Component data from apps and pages
☆ ☆ ☆ ☆ ☆

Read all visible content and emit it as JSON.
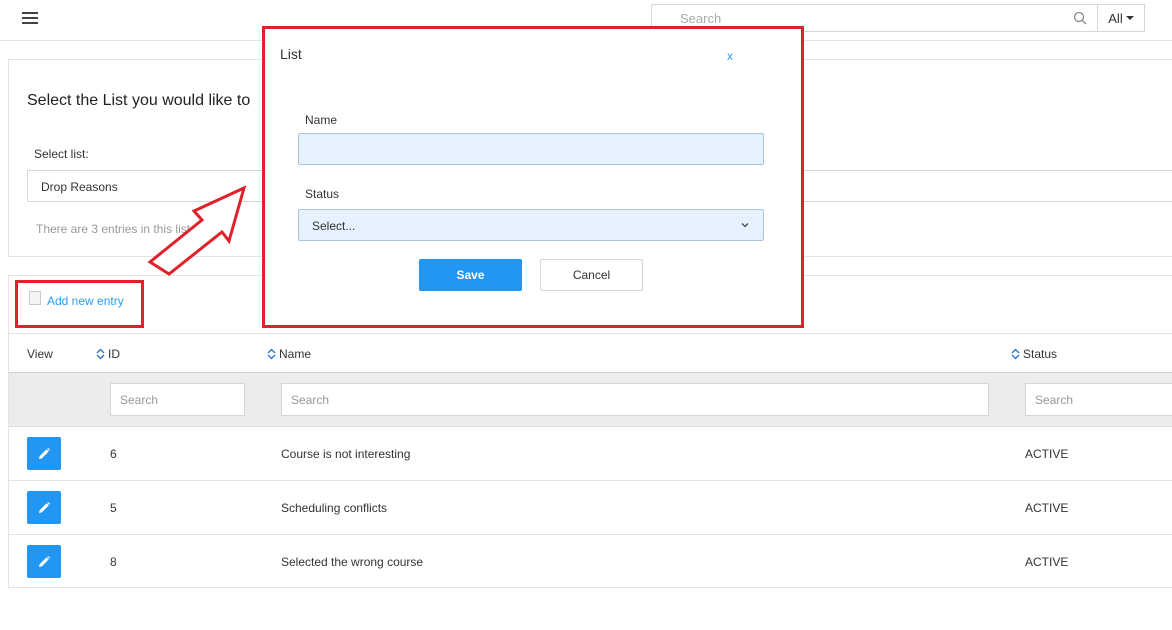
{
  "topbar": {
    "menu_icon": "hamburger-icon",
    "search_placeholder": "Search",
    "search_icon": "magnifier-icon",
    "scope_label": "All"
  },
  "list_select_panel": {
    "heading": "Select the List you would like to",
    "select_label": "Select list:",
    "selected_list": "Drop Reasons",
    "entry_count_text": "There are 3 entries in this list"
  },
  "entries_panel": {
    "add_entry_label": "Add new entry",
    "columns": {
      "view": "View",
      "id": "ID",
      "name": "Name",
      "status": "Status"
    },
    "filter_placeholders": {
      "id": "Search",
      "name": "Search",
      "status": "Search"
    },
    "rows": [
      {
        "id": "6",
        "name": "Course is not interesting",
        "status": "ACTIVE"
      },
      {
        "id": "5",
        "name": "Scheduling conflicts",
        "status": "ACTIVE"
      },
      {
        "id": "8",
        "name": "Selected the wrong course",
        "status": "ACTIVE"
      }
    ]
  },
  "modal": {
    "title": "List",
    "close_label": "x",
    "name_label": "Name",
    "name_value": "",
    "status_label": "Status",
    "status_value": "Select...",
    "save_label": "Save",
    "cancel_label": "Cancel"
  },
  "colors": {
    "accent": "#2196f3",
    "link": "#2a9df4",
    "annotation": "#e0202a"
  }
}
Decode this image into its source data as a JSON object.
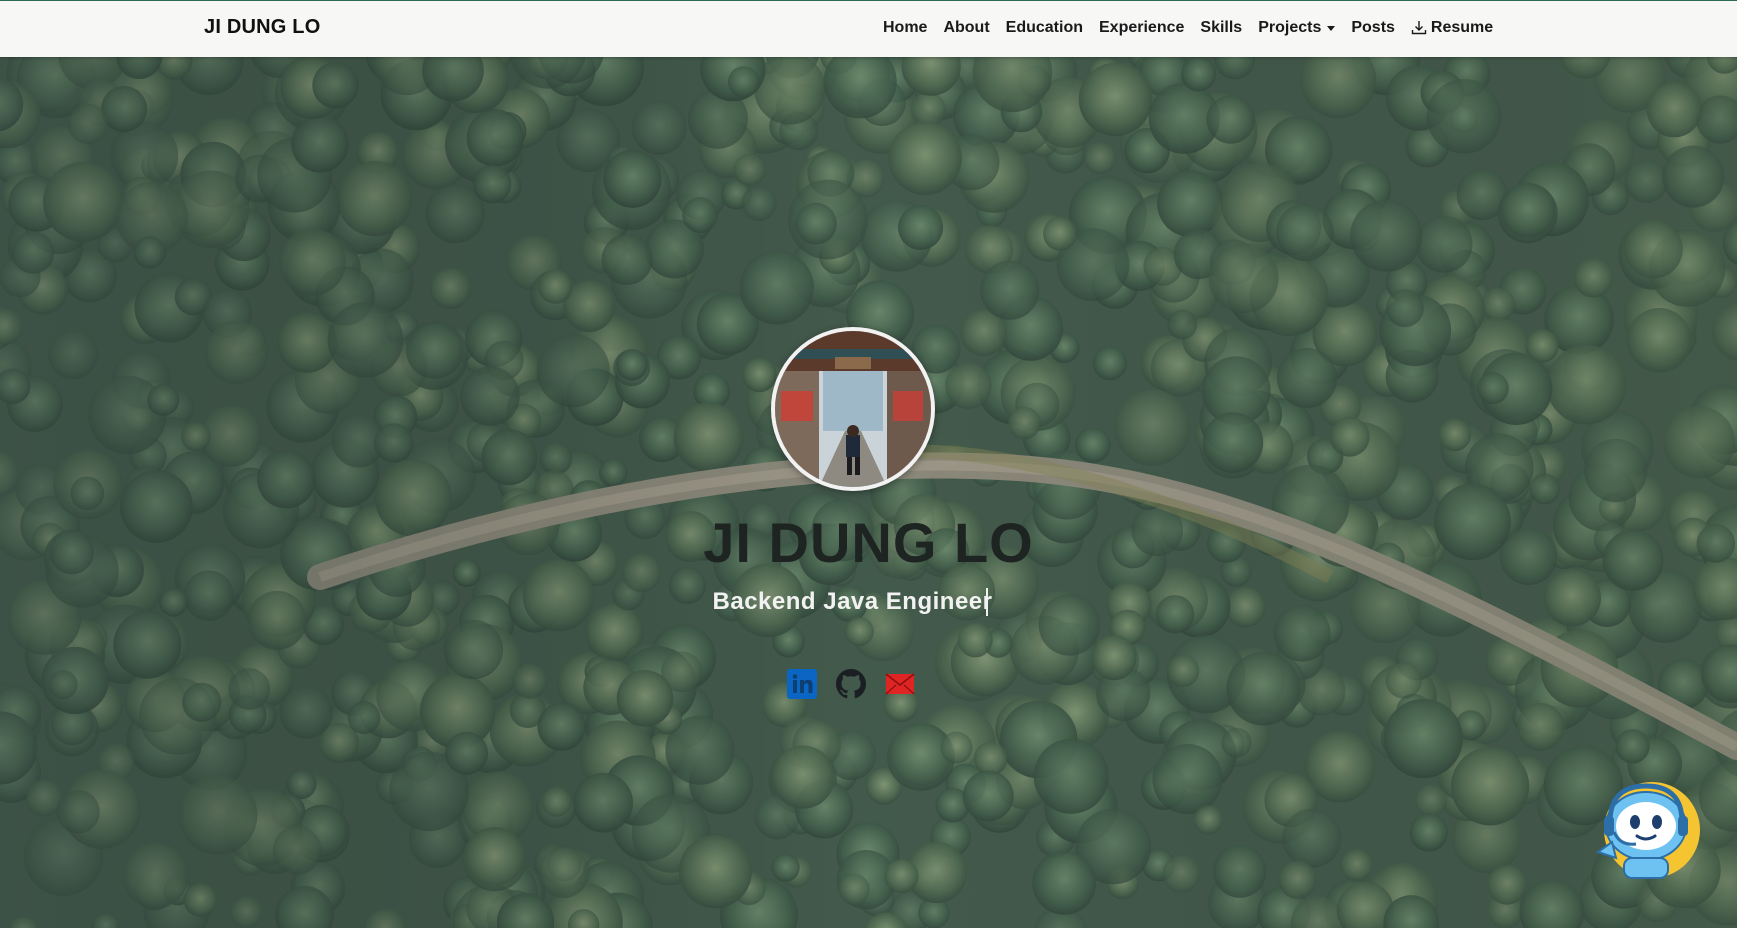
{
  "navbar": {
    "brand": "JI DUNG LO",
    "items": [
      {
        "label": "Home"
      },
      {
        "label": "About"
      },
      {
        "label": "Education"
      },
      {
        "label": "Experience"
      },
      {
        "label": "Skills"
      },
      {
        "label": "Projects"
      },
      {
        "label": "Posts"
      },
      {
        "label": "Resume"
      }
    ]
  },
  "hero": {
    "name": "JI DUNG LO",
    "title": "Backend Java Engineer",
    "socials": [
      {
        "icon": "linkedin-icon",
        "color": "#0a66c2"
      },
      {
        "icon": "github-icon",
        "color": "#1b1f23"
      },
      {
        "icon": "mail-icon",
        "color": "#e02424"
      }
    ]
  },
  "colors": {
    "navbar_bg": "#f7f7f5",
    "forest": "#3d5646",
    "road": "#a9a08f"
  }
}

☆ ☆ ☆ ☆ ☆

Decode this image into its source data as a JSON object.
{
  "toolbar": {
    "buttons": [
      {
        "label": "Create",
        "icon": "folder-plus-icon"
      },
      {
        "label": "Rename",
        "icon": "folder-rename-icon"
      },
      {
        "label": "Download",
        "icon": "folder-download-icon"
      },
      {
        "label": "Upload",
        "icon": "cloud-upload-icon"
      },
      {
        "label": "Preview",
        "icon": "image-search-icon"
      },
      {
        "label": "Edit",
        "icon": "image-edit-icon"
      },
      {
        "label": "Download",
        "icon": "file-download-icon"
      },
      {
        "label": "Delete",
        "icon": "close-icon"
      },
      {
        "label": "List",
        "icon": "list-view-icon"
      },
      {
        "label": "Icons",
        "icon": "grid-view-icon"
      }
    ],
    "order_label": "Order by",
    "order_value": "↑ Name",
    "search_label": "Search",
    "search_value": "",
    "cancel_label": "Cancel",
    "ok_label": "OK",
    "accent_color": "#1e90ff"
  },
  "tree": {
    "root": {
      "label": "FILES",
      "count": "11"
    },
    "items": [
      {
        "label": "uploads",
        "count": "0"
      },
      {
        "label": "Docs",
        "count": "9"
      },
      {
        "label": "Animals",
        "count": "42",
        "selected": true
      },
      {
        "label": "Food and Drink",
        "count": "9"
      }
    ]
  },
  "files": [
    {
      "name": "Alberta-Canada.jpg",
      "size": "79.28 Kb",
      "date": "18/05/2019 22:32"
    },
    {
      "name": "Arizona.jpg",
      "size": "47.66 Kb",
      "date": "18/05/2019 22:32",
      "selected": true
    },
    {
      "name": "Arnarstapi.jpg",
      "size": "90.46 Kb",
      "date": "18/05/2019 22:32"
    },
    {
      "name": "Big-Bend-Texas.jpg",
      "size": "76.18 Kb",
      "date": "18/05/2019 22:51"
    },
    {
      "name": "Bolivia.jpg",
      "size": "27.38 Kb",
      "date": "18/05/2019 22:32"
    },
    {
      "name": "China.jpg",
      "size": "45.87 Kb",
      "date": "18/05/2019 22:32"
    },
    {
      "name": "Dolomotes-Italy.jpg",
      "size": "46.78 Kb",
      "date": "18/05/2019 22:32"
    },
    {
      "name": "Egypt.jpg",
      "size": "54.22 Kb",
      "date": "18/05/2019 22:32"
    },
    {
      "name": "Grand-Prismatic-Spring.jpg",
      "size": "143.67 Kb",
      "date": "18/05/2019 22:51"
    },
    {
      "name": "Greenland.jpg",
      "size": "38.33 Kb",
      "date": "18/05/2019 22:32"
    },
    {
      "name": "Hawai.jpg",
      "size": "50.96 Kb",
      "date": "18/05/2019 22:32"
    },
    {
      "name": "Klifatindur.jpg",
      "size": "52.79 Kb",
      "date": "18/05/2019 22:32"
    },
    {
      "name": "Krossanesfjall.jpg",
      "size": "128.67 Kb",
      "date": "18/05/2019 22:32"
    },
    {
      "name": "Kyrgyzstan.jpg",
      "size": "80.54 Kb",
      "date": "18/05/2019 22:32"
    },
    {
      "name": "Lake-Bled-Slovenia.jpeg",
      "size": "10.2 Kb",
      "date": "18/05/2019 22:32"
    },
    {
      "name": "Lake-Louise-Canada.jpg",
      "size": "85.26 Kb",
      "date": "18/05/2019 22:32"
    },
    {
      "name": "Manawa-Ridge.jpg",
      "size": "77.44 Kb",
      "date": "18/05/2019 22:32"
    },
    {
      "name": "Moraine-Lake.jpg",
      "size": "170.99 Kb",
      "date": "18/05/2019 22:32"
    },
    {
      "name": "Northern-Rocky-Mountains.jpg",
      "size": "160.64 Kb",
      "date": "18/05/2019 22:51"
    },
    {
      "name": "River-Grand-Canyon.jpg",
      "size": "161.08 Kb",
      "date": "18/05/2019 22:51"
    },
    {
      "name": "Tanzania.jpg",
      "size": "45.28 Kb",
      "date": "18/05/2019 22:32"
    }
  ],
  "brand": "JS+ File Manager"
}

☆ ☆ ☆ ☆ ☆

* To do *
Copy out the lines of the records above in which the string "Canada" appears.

* Written solution *
      "name": "Alberta-Canada.jpg",
      "name": "Lake-Louise-Canada.jpg",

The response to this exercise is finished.